While the site’s transition from a vacant brownfield to a largely empty and usable plot of land made it an ideal place for development, the years of battling to make it so on the part of the surrounding neighborhood could have made the presence of the complex a touchy issue. Most neighbors, however, were happy to see the space developed in the manner Springdale General is doing it, according to the management group. “We attended neighborhood association meetings to let them know about the project,” wrote Central Austin Management Group’s Kheili Hiller in an email. “The overall response was excitement that we were bringing new amenities to the neighborhood, like a coffee shop plus food options, plus creative commercial space. Some people in the neighborhood have home studios and are ready to ‘graduate’ to a commercial space that is more conducive for meetings and/or a retail space.”

The developers also left a wide natural buffer between the complex and the surrounding neighborhood that was equal to or more than that required by compatibility standards, said Hsu at the site. "The activities, services and jobs provided by for-profit and non-profit tenants we believe will be a fit for the area and neighborhood,” he later added via email. “This is not designed to be a high-level, high-rent, office-user development or a place that is unused after work hours. Our hope is that it becomes an Eastside community hub. There are courtyards for gathering, neighborhood-focused food and drink options, collaborative spaces, and a strong desire to build community of people who have some shared values and goals."

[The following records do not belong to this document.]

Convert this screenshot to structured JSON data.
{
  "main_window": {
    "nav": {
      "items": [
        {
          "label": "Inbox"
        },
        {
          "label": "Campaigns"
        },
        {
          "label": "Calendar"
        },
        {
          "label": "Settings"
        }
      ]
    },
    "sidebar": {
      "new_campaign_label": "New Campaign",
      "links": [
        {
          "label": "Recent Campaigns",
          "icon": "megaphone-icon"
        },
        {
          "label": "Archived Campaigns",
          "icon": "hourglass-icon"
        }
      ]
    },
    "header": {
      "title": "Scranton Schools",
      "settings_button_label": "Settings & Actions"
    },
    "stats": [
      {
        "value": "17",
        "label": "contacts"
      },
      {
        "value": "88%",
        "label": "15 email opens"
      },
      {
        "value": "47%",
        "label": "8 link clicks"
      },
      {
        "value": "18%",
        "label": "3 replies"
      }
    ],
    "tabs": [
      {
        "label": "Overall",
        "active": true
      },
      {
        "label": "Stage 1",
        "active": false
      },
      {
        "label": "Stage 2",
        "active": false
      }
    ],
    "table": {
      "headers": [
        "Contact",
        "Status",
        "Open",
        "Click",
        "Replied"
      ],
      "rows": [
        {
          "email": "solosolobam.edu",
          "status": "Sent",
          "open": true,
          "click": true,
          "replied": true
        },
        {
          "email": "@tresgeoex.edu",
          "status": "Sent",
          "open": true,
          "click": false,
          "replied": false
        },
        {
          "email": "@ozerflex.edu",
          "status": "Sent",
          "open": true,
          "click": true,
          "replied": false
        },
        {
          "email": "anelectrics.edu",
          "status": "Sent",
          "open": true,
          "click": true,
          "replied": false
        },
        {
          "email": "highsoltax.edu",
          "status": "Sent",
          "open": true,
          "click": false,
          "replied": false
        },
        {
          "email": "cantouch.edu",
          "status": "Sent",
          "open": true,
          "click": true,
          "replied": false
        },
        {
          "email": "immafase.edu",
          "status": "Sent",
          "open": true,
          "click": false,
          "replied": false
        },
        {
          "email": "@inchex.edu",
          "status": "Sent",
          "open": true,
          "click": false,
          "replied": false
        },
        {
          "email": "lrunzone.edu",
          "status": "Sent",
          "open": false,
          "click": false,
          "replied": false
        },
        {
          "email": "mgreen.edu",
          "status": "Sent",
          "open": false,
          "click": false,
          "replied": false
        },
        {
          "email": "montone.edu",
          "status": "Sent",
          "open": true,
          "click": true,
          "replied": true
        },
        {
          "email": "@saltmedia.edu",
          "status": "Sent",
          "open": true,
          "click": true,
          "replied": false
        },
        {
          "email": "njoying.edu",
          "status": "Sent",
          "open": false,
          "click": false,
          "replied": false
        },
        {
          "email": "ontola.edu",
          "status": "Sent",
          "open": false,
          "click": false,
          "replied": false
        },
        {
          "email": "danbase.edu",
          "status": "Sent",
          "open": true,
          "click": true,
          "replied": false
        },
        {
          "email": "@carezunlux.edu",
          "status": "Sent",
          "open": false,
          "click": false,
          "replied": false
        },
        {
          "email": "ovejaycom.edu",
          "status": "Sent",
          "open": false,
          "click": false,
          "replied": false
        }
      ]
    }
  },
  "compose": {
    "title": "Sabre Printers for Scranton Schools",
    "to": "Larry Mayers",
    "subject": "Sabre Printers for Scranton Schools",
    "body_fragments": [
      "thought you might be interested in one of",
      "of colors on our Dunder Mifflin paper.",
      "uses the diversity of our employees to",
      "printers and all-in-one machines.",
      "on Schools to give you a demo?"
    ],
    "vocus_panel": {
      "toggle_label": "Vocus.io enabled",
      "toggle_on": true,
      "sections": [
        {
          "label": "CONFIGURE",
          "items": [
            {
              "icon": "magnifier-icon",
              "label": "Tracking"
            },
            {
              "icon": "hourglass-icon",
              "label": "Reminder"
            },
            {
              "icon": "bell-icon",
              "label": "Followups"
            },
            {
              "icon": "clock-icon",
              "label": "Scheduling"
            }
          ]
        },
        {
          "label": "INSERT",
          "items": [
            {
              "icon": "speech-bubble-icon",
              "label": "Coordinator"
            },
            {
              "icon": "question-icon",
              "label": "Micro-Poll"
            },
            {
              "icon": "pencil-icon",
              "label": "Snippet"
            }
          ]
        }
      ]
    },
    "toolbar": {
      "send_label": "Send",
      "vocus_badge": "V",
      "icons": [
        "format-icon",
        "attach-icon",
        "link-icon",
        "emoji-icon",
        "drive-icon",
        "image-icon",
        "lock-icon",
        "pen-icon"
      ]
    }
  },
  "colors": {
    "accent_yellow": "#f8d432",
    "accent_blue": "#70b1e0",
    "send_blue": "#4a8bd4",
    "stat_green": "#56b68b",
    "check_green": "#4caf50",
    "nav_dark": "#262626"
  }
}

Including the Center for Social Innovation, which is leased as a whole, the complex is almost 65 percent rented, with tenants including Applebox Imaging, Atelier DOJO Austin, Austin Parks Foundation, Bluesky Design & Build, Cultivate PR, The Eli Halpin Gallery and Art Studio, J-Squared Studios, Luella, Metropolitan Gallery Fine Art Consulting, Settle Ceramics/Iliana Bernard, Sky Candy, Whitebox, and Zhi Tea.

The project will be completed in multiple phases, with the first buildings being turned over for occupancy in early 2018 and full completion expected around late summer 2018.